6 Steps To Escape the Middle Class
If you are a family of three making between $53,413-$106,827, you may be firmly rooted in the middle class. Today, living in the middle class usually means working a 9 to 5, grinding away week after week. Unlike past generations, a middle-class income may not be enough to retire on and certainly may not be enough to build wealth.
Helpful: 10 Genius Things Dave Ramsey Says To Do With Your Money
See: With a Recession Looming, Make These 3 Retirement Moves To Stay On Track
Whether you want to quit your morning commute or are eager to travel the world, there are several ways to stop living paycheck to paycheck. By following a few easy steps you can achieve next-level success and, perhaps, even find financial freedom.
Here are six steps our experts recommend to escape the middle class.
Create a ‘Goal-Focused Financial Plan’
“Creating a goal-focused financial plan is the first step to achieving success and escaping the middle class. This plan should include attainable, measurable goals such as saving for retirement or paying off debt,” said Steve Rose, founder & CEO of MoneyTransfers.com.
“Additionally, you should use budgeting tools and track your finances regularly to make sure you are staying on track.”
By doing all this, you’ll be able to make sure your money is working toward your goal of getting out of the middle class.
Get on Budget
“A budget is the foundation of any financial plan. It’s essential to track your income and expenses to identify areas where you can cut costs and put more money toward your financial goals. Think of your budget as a map that guides you toward financial success,” said Michael Ryan, a financial coach and author of the financial literacy website MichaelRyanMoney.com.
And don’t feel trapped by the budget you create, they are meant to adjust as needed when your financial needs change.
Take Our Poll: Do You Have a Second Job or Backup Plan in Case You Are Laid Off?
Establish an Emergency Fund
“An emergency fund can help you weather unexpected financial storms, such as job loss or a medical emergency. Strive to save three to six months’ worth of living expenses in a separate savings account,” Ryan said.
Jay Zigmont, PhD, CFP®, founder of Childfree Wealth, concurs, suggesting, “Save 3-6 months of your expenses as an emergency fund. If your income is more variable or you run your own business, lean towards 6 months, and if your job is more stable, you might be able to have 3 months. Keep this money in a High Yield Savings Account.”
Consider a Side Hustle

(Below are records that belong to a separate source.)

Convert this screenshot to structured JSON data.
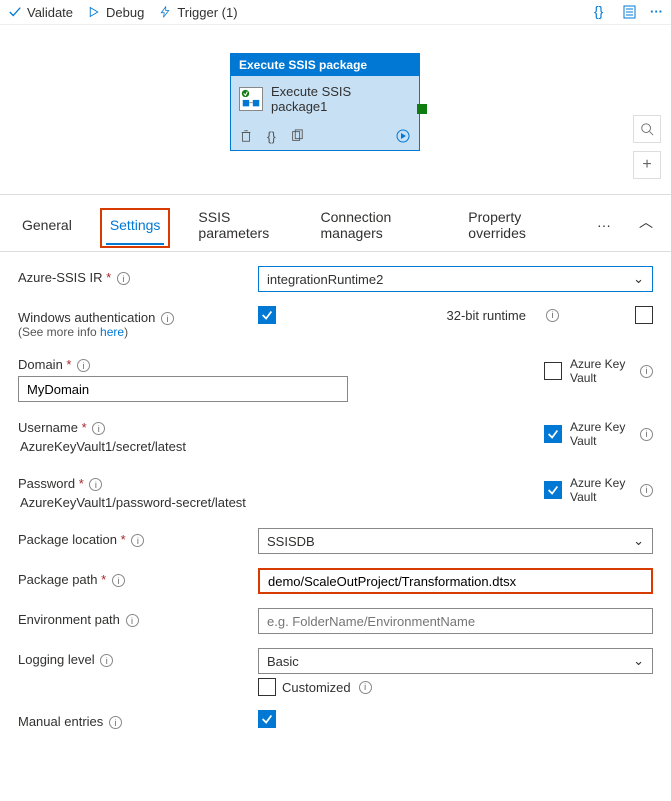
{
  "toolbar": {
    "validate": "Validate",
    "debug": "Debug",
    "trigger": "Trigger (1)"
  },
  "node": {
    "header": "Execute SSIS package",
    "title": "Execute SSIS package1"
  },
  "tabs": {
    "general": "General",
    "settings": "Settings",
    "ssis_params": "SSIS parameters",
    "conn_mgrs": "Connection managers",
    "prop_over": "Property overrides",
    "more": "···"
  },
  "form": {
    "azure_ssis_ir": {
      "label": "Azure-SSIS IR",
      "value": "integrationRuntime2"
    },
    "win_auth": {
      "label": "Windows authentication",
      "note_prefix": "(See more info ",
      "note_link": "here",
      "note_suffix": ")"
    },
    "runtime32": {
      "label": "32-bit runtime"
    },
    "domain": {
      "label": "Domain",
      "value": "MyDomain"
    },
    "username": {
      "label": "Username",
      "value": "AzureKeyVault1/secret/latest"
    },
    "password": {
      "label": "Password",
      "value": "AzureKeyVault1/password-secret/latest"
    },
    "akv": "Azure Key Vault",
    "pkg_loc": {
      "label": "Package location",
      "value": "SSISDB"
    },
    "pkg_path": {
      "label": "Package path",
      "value": "demo/ScaleOutProject/Transformation.dtsx"
    },
    "env_path": {
      "label": "Environment path",
      "placeholder": "e.g. FolderName/EnvironmentName"
    },
    "log_level": {
      "label": "Logging level",
      "value": "Basic",
      "customized": "Customized"
    },
    "manual": {
      "label": "Manual entries"
    }
  }
}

“Taking on a side hustle can be a great way to generate additional income and build wealth. Pick something you are passionate about or that has the potential to increase your earning power. This could include freelance writing, tutoring, photography, consulting, or even starting an online business,” Rose said.
Shawn Breyer, the owner of The Hive Law, agrees, “To begin building wealth, you can start a side hustle in your spare time. This could be anything from freelancing to creating a product or service that solves a problem for others. The goal is to create a business that can eventually replace your current income.”

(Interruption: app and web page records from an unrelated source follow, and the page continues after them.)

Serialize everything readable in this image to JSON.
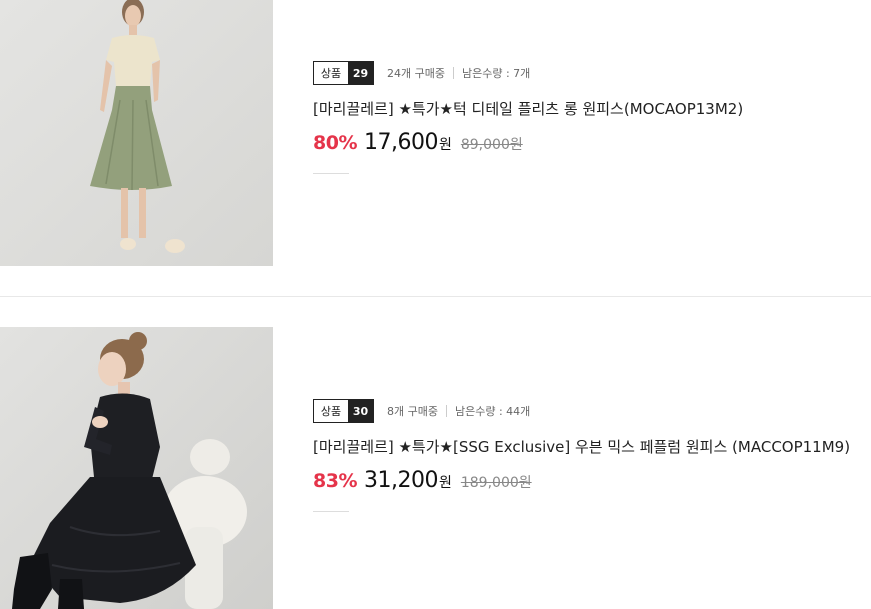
{
  "products": [
    {
      "image_alt": "model wearing beige top and sage green pleated dress",
      "lot_label": "상품",
      "lot_number": "29",
      "purchase_count": "24개 구매중",
      "stock_left": "남은수량 : 7개",
      "title": "[마리끌레르] ★특가★턱 디테일 플리츠 롱 원피스(MOCAOP13M2)",
      "discount": "80%",
      "sale_price": "17,600",
      "currency": "원",
      "original_price": "89,000원"
    },
    {
      "image_alt": "model in black long dress seated on white chair",
      "lot_label": "상품",
      "lot_number": "30",
      "purchase_count": "8개 구매중",
      "stock_left": "남은수량 : 44개",
      "title": "[마리끌레르] ★특가★[SSG Exclusive] 우븐 믹스 페플럼 원피스 (MACCOP11M9)",
      "discount": "83%",
      "sale_price": "31,200",
      "currency": "원",
      "original_price": "189,000원"
    }
  ],
  "colors": {
    "discount": "#e5344a",
    "badge_dark": "#222222"
  }
}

Whether you have a lot of free time or just a little, there is a side hustle out there for just about every situation.
Invest In Yourself and Your Future
“Once you have a successful business, it’s important to start investing in assets that can generate passive income. This might include real estate, stocks, or other investments that can provide a steady stream of income without requiring your active involvement,” Breyer said.

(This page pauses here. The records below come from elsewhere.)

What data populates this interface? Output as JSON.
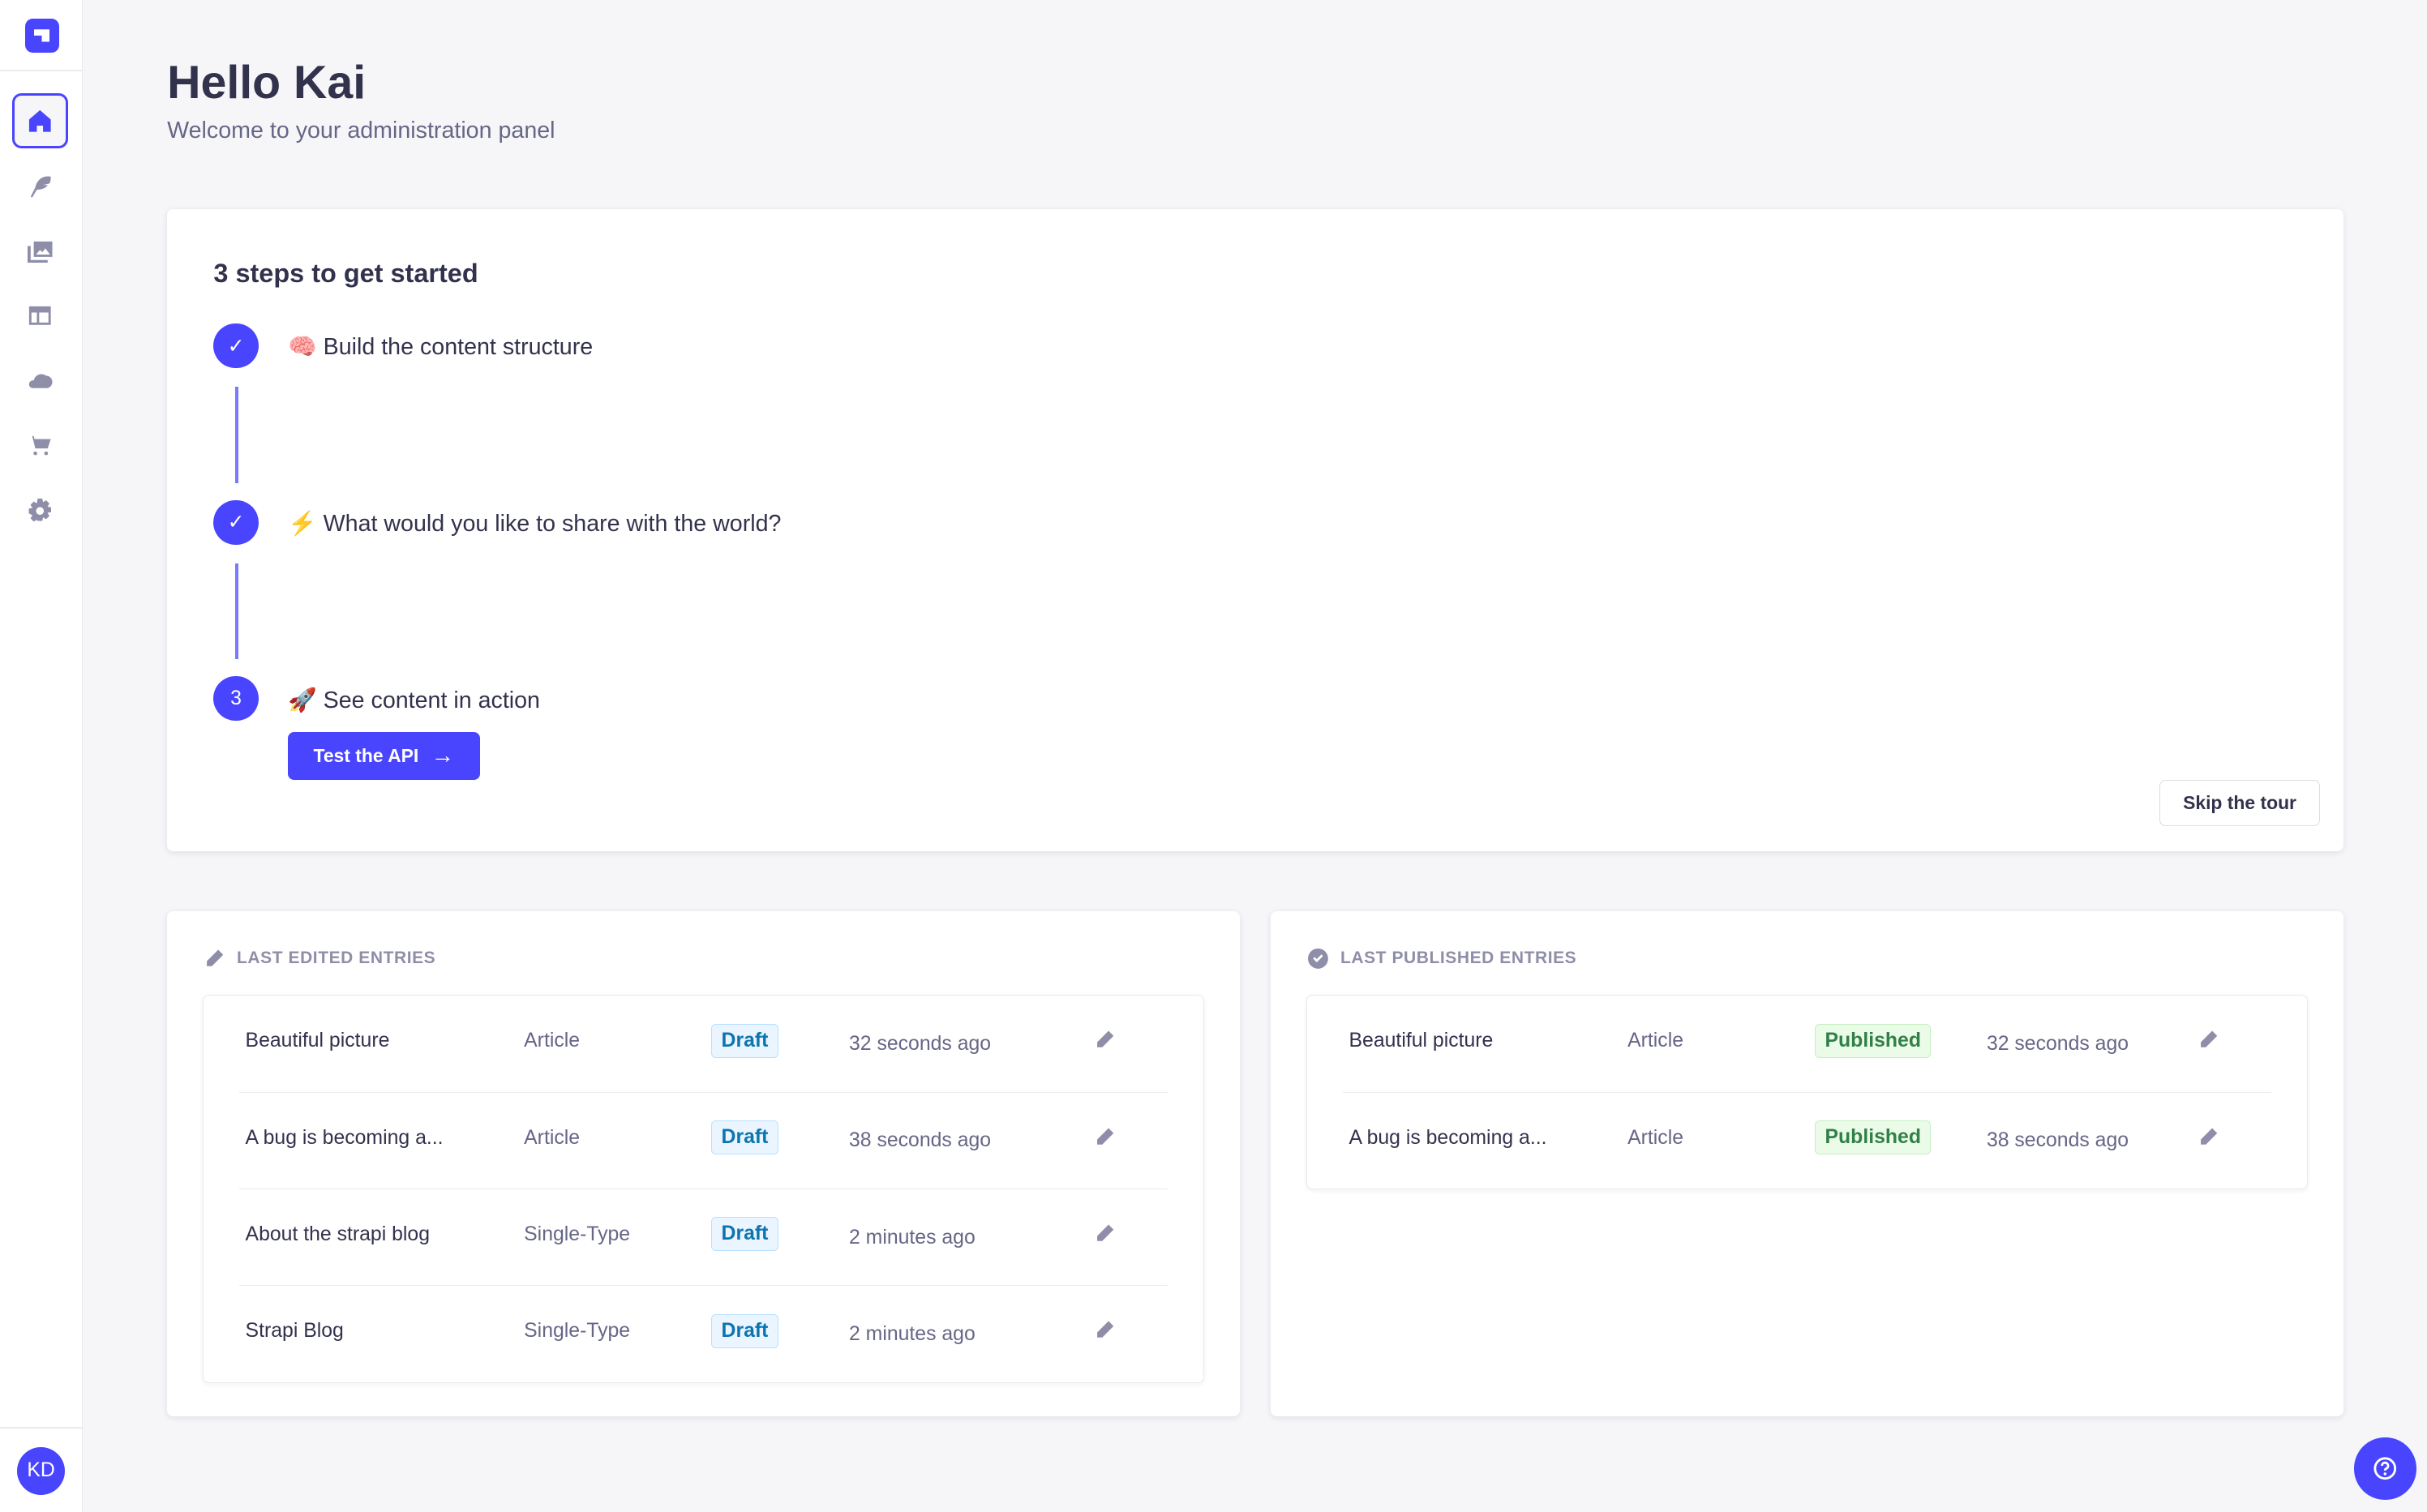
{
  "sidebar": {
    "items": [
      {
        "id": "home",
        "icon": "home-icon",
        "active": true
      },
      {
        "id": "content-manager",
        "icon": "feather-icon"
      },
      {
        "id": "media-library",
        "icon": "images-icon"
      },
      {
        "id": "content-type-builder",
        "icon": "layout-icon"
      },
      {
        "id": "cloud",
        "icon": "cloud-icon"
      },
      {
        "id": "marketplace",
        "icon": "cart-icon"
      },
      {
        "id": "settings",
        "icon": "gear-icon"
      }
    ],
    "user_initials": "KD",
    "accent": "#4945ff"
  },
  "header": {
    "title": "Hello Kai",
    "subtitle": "Welcome to your administration panel"
  },
  "onboarding": {
    "title": "3 steps to get started",
    "steps": [
      {
        "emoji": "🧠",
        "label": "Build the content structure",
        "status": "done"
      },
      {
        "emoji": "⚡",
        "label": "What would you like to share with the world?",
        "status": "done"
      },
      {
        "emoji": "🚀",
        "label": "See content in action",
        "status": "current",
        "number": "3"
      }
    ],
    "test_api_label": "Test the API",
    "skip_label": "Skip the tour"
  },
  "last_edited": {
    "title": "LAST EDITED ENTRIES",
    "rows": [
      {
        "title": "Beautiful picture",
        "type": "Article",
        "status": "Draft",
        "time": "32 seconds ago"
      },
      {
        "title": "A bug is becoming a...",
        "type": "Article",
        "status": "Draft",
        "time": "38 seconds ago"
      },
      {
        "title": "About the strapi blog",
        "type": "Single-Type",
        "status": "Draft",
        "time": "2 minutes ago"
      },
      {
        "title": "Strapi Blog",
        "type": "Single-Type",
        "status": "Draft",
        "time": "2 minutes ago"
      }
    ]
  },
  "last_published": {
    "title": "LAST PUBLISHED ENTRIES",
    "rows": [
      {
        "title": "Beautiful picture",
        "type": "Article",
        "status": "Published",
        "time": "32 seconds ago"
      },
      {
        "title": "A bug is becoming a...",
        "type": "Article",
        "status": "Published",
        "time": "38 seconds ago"
      }
    ]
  }
}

Ryan adds, “If your employer offers a 401(k) or other retirement plan, make sure you’re contributing enough to take full advantage of any employer match. Investing in your retirement early and consistently can help you build wealth over time.”
He also agrees in investing in assets that appreciate over time, “Assets such as real estate, stocks, and mutual funds can appreciate over time and help you build wealth. Consider working with a financial planner to identify the best investment options for your financial goals and risk tolerance.”
Pay Off Debt
“High levels of debt can hold you back from achieving financial freedom. Focus on paying off high-interest debt first, then work to eliminate other debts. This can help you save money on interest and put more of your income toward building wealth,” Ryan said. “To put it simply, achieving financial freedom is like climbing a mountain. You need to start at the bottom, take small steps, and stay focused on the summit. It may not be easy, but with the right guidance and persistence, you can achieve your financial goals and escape the middle class.”
More From GOBankingRates